THE RECORDS:
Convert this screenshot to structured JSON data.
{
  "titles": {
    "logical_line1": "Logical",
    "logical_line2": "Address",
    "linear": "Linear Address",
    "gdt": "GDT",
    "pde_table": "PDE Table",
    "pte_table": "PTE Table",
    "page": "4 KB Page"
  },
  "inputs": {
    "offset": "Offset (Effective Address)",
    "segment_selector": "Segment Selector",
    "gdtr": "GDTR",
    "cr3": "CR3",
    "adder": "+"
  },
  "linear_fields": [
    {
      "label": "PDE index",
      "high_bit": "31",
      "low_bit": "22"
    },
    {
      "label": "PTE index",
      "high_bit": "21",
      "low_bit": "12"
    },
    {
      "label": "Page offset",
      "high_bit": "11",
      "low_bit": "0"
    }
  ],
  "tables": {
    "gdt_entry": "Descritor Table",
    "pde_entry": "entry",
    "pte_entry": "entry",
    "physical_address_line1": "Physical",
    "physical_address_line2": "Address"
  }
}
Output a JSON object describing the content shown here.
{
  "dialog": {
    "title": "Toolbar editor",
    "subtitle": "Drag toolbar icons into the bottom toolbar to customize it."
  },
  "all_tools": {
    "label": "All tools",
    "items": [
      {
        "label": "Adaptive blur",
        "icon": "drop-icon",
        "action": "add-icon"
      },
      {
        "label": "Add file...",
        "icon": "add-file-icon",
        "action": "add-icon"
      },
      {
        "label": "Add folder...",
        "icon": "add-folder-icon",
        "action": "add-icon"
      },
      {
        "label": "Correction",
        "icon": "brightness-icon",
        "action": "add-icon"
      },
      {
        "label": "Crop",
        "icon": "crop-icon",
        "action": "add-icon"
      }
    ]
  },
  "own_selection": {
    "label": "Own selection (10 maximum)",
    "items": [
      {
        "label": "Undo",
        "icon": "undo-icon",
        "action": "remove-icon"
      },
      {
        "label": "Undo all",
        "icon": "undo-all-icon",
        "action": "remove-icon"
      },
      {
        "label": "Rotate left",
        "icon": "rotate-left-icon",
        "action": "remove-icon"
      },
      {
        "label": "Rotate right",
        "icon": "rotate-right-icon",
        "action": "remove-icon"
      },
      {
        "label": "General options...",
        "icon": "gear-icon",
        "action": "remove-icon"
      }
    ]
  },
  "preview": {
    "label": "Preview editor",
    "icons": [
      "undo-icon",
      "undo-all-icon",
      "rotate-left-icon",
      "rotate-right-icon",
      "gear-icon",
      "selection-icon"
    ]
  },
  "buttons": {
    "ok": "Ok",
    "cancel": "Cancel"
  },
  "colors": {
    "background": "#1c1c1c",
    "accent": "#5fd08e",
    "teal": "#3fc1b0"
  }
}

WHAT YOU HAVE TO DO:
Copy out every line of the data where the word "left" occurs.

ANSWER SPACE:
        "label": "Rotate left",
        "icon": "rotate-left-icon",
      "rotate-left-icon",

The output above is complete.